Finally, existential essences can be defined through various means. Firstly, they can be defined through sensuous changes affected by them – for instance, substance is something that subsists by itself, that is, that we can see to exist in various places, not bounded to another thing. Secondly, they can be defined through their inexisting parts or abstractions – for instance, a real thing can be defined through its abstracted properties of a) being thinkable and b) existing outside thinking. Finally, they can be defined by explaining their method of abstraction – for instance, extension is that which is left of a spatial thing, when we abstract from its forces and from the substrate behind them.

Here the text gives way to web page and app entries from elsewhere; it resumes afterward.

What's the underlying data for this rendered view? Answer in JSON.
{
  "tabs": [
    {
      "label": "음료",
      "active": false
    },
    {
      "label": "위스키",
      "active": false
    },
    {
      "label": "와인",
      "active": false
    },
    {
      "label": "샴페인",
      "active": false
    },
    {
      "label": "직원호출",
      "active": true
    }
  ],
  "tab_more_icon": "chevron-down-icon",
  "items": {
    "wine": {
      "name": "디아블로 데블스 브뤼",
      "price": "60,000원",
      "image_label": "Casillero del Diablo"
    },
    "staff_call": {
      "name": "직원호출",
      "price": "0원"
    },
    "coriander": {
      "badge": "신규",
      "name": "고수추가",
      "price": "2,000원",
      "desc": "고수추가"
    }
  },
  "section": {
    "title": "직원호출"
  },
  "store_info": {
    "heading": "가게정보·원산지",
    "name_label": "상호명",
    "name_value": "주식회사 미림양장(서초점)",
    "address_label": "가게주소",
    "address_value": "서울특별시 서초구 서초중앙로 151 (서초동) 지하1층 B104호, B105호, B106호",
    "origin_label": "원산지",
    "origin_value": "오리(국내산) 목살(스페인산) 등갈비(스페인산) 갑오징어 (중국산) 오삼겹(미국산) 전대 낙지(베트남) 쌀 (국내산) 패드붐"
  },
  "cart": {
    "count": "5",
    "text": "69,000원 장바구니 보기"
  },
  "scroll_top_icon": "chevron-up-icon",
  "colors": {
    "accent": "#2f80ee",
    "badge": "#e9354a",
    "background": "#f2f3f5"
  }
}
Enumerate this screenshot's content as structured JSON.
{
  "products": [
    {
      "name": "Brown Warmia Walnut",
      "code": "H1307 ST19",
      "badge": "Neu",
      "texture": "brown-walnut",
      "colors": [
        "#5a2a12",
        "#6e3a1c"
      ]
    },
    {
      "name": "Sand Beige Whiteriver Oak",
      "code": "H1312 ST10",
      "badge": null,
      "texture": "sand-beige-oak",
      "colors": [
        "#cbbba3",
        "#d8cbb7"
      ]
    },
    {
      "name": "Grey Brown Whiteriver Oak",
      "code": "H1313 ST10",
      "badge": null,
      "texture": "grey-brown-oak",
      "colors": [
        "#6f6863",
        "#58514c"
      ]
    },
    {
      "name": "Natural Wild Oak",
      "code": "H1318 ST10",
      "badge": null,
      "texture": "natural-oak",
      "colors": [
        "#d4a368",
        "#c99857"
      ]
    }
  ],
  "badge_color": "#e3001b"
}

Hoffmann also considers whether one needs some further essences, notably in metaphysics or logic. In case of metaphysics, Hoffmann can just note that all essences handled in it, fall into some already dealt cases. Same holds in logic, where e.g. a concept of subject is relational and concept of deduction is causal.
First concepts serve as a beginning of definition, and Hoffmann characterises all further forms of real definition also through their purpose in cognition. He also notices that some definitions might actually have various purposes and thus fall into more than one kind. Furthermore, he mentions fascinatingly that some definitions, what he calls ignoble, serve no purpose at all – unfortunately, he provides no example of such an intriguing class.
The two true classes of real definition, which are not first concepts, are characteristic definitions, which help to distinguish things, and causal definitions, which help to explain sensuous properties of a thing. The two classes overlap one another, as Hoffmann already implied. Starting from causal definitions, it is not so much the existence, but properties of things that are explained by them – the definition begins from the essence of a thing and thus can be used a premiss to explain why the thing has this or that property. This is a very wide understanding of causality and could be applied also e.g. to mathematical things.
Characteristic definition, then, might actually be also a causal definition – by showing the essence of a thing, we also make it possible to distinguish it from other things. This sort of characteristic definition Hoffmann calls a priori, but he also accepts a posteriori characteristic definitions, which are clearly non-causal – in these definitions, we distinguish a thing through some conditions we find it in.
This concludes Hoffmann's theory of definitions. Next, he will handle divisions.